### DATA EXCERPTS
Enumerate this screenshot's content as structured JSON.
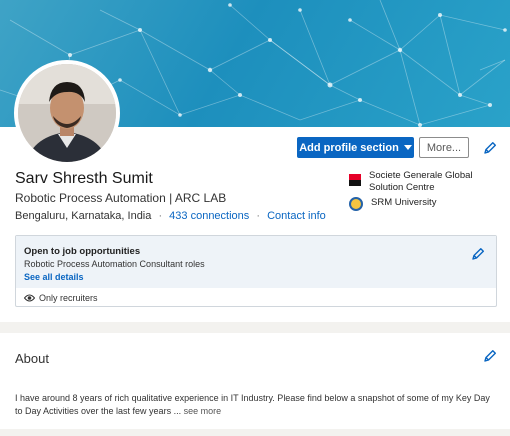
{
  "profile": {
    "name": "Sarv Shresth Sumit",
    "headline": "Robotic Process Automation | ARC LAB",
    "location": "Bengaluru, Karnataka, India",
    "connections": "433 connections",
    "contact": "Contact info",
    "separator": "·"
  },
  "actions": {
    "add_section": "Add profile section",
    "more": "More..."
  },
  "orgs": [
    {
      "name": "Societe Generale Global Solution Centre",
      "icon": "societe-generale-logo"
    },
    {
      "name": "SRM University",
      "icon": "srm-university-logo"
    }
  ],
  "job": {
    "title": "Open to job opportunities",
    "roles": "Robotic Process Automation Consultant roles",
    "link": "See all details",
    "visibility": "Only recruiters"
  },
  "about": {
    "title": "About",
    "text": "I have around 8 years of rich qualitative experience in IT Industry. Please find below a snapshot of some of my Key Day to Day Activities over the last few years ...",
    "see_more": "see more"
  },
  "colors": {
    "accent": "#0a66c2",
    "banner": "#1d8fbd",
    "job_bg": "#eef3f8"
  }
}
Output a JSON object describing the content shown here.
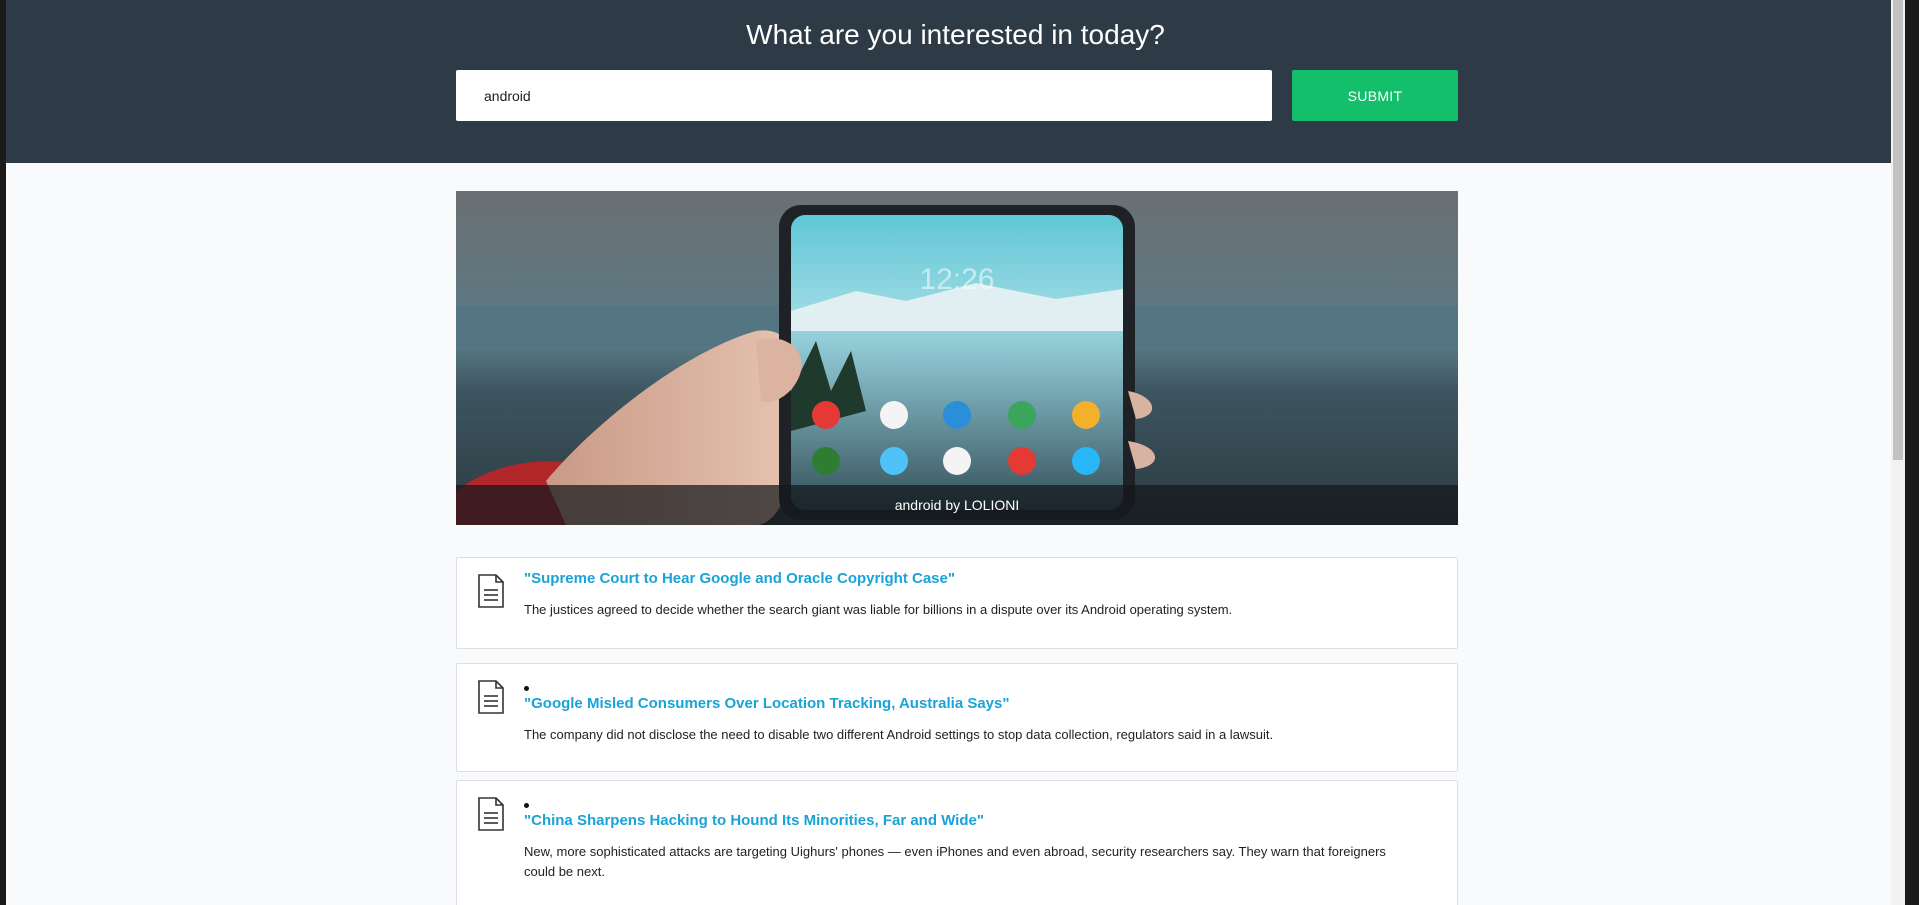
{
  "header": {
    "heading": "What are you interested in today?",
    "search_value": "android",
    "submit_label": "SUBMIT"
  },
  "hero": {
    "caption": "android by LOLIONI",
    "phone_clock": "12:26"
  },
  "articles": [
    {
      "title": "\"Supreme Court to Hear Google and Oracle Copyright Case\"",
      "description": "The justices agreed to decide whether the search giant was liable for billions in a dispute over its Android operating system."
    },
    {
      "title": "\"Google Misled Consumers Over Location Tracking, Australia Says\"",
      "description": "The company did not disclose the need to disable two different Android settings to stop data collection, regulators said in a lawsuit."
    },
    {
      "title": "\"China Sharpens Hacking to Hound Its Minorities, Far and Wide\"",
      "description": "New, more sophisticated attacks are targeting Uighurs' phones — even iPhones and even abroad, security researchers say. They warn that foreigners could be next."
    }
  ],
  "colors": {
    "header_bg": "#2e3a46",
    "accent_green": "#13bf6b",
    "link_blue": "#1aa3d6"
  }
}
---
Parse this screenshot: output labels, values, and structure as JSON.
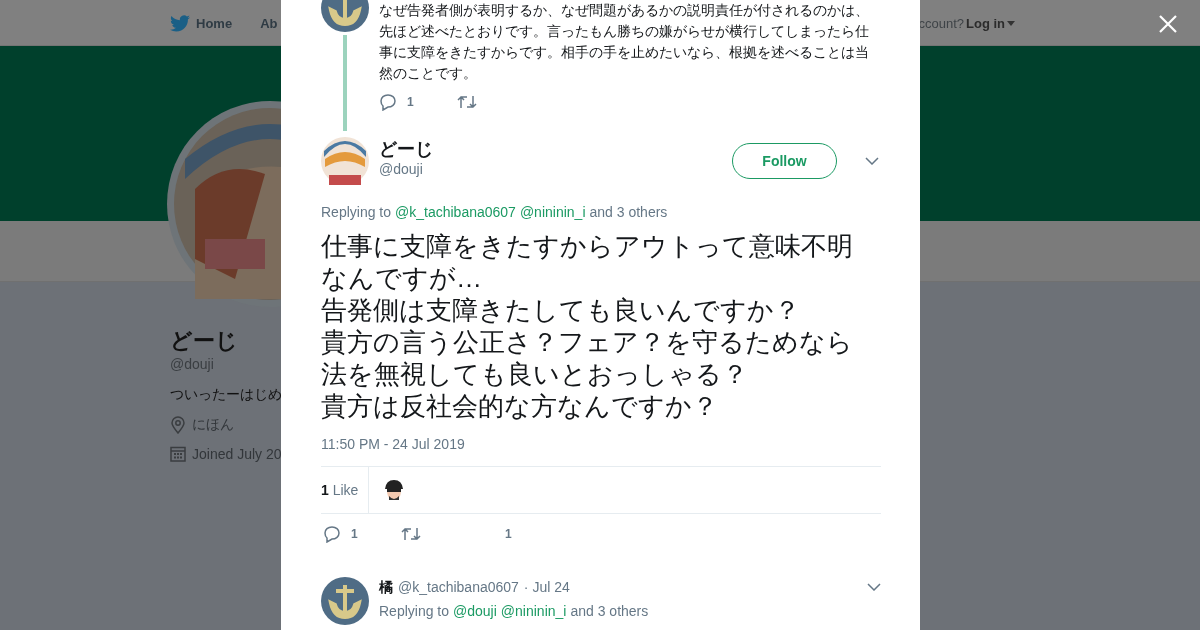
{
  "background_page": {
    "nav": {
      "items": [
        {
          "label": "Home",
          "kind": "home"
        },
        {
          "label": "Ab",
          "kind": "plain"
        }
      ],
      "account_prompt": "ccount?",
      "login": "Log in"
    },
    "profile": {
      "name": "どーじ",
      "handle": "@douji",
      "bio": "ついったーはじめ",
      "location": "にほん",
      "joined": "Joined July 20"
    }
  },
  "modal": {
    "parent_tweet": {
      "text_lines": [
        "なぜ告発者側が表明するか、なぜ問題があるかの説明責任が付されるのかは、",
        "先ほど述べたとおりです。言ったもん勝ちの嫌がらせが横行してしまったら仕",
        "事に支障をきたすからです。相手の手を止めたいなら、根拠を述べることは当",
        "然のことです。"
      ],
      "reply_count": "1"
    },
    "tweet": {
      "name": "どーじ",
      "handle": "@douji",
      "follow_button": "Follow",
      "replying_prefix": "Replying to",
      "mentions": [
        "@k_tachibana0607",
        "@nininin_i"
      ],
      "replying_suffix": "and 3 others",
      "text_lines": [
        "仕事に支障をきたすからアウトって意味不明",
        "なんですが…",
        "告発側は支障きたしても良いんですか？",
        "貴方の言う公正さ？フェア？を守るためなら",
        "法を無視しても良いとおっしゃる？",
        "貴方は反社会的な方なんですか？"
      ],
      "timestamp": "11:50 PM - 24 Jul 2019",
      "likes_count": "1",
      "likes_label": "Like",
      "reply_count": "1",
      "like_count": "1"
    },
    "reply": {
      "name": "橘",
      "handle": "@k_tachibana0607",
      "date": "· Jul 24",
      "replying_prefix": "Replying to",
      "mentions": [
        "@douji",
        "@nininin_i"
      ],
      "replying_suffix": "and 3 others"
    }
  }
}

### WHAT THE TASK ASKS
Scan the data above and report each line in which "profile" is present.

### RESPONSE FOR THIS EXERCISE
  "profile": {
    "add_section": "Add profile section",
    "profile": {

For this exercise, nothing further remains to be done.